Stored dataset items
============================================================

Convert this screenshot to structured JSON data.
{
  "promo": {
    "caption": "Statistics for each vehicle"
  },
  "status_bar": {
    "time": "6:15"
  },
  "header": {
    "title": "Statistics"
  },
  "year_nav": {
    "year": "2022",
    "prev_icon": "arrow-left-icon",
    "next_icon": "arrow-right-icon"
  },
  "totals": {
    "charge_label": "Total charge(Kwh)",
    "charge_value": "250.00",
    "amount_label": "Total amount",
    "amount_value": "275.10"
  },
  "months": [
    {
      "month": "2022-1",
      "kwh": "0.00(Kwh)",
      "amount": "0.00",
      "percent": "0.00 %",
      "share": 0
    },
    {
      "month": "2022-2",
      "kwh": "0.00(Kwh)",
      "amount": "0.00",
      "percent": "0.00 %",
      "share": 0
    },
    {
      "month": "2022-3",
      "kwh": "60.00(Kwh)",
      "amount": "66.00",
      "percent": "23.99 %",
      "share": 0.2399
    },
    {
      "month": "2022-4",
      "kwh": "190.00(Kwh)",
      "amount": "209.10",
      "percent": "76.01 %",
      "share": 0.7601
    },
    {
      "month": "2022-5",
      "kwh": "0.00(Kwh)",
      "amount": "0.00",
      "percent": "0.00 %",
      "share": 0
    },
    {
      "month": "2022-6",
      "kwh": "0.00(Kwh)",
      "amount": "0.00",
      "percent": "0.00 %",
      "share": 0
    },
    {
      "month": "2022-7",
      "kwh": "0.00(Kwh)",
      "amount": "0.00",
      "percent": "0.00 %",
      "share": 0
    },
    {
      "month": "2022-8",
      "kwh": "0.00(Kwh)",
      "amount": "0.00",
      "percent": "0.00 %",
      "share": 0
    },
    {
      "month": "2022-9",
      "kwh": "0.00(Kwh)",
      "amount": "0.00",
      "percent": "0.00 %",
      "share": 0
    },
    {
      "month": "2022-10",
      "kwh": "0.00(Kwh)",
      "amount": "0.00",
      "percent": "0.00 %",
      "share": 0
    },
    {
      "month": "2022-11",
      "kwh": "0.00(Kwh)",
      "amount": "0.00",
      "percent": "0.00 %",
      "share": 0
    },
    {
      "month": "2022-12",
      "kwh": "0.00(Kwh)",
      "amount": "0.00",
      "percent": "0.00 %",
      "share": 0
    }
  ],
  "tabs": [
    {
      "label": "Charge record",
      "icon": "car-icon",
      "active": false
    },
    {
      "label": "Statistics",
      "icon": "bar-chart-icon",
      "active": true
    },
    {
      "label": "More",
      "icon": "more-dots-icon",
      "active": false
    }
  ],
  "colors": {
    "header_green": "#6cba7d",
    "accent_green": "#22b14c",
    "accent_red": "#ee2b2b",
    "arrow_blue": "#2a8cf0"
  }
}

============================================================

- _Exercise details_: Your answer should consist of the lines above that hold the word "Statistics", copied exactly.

- _Result_:
    "caption": "Statistics for each vehicle"
    "title": "Statistics"
      "label": "Statistics",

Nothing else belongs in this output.